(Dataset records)
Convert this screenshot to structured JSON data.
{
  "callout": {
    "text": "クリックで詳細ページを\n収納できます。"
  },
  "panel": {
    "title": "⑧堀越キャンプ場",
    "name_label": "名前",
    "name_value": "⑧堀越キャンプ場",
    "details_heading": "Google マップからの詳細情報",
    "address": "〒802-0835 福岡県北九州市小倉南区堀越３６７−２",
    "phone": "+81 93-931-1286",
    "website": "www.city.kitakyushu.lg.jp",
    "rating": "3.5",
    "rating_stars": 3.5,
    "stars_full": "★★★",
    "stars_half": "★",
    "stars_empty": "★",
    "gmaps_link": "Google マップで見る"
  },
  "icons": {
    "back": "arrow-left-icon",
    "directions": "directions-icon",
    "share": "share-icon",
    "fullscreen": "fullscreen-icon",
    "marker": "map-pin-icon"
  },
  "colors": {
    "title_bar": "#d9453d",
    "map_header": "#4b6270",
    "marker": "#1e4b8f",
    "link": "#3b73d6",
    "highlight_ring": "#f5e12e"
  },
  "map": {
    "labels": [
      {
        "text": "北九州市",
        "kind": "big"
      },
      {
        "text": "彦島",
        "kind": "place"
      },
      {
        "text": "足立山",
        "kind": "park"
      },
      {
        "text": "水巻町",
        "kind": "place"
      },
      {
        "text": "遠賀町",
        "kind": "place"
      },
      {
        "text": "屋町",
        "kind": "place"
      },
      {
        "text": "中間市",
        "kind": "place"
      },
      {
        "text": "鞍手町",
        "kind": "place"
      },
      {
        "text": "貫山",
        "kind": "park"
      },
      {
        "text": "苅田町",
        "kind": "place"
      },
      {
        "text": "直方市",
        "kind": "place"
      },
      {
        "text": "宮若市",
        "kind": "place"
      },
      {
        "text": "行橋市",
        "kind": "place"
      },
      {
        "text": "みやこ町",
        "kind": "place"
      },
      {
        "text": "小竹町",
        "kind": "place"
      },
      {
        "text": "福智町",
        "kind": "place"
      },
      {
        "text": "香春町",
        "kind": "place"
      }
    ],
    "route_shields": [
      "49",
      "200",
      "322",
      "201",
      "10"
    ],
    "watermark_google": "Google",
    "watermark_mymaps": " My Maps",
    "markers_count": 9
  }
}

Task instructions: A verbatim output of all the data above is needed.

Response:
Convert this screenshot to structured JSON data.
{
  "callout": {
    "text": "クリックで詳細ページを\n収納できます。"
  },
  "panel": {
    "title": "⑧堀越キャンプ場",
    "name_label": "名前",
    "name_value": "⑧堀越キャンプ場",
    "details_heading": "Google マップからの詳細情報",
    "address": "〒802-0835 福岡県北九州市小倉南区堀越３６７−２",
    "phone": "+81 93-931-1286",
    "website": "www.city.kitakyushu.lg.jp",
    "rating": "3.5",
    "rating_stars": 3.5,
    "stars_full": "★★★",
    "stars_half": "★",
    "stars_empty": "★",
    "gmaps_link": "Google マップで見る"
  },
  "icons": {
    "back": "arrow-left-icon",
    "directions": "directions-icon",
    "share": "share-icon",
    "fullscreen": "fullscreen-icon",
    "marker": "map-pin-icon"
  },
  "colors": {
    "title_bar": "#d9453d",
    "map_header": "#4b6270",
    "marker": "#1e4b8f",
    "link": "#3b73d6",
    "highlight_ring": "#f5e12e"
  },
  "map": {
    "labels": [
      {
        "text": "北九州市",
        "kind": "big"
      },
      {
        "text": "彦島",
        "kind": "place"
      },
      {
        "text": "足立山",
        "kind": "park"
      },
      {
        "text": "水巻町",
        "kind": "place"
      },
      {
        "text": "遠賀町",
        "kind": "place"
      },
      {
        "text": "屋町",
        "kind": "place"
      },
      {
        "text": "中間市",
        "kind": "place"
      },
      {
        "text": "鞍手町",
        "kind": "place"
      },
      {
        "text": "貫山",
        "kind": "park"
      },
      {
        "text": "苅田町",
        "kind": "place"
      },
      {
        "text": "直方市",
        "kind": "place"
      },
      {
        "text": "宮若市",
        "kind": "place"
      },
      {
        "text": "行橋市",
        "kind": "place"
      },
      {
        "text": "みやこ町",
        "kind": "place"
      },
      {
        "text": "小竹町",
        "kind": "place"
      },
      {
        "text": "福智町",
        "kind": "place"
      },
      {
        "text": "香春町",
        "kind": "place"
      }
    ],
    "route_shields": [
      "49",
      "200",
      "322",
      "201",
      "10"
    ],
    "watermark_google": "Google",
    "watermark_mymaps": " My Maps",
    "markers_count": 9
  }
}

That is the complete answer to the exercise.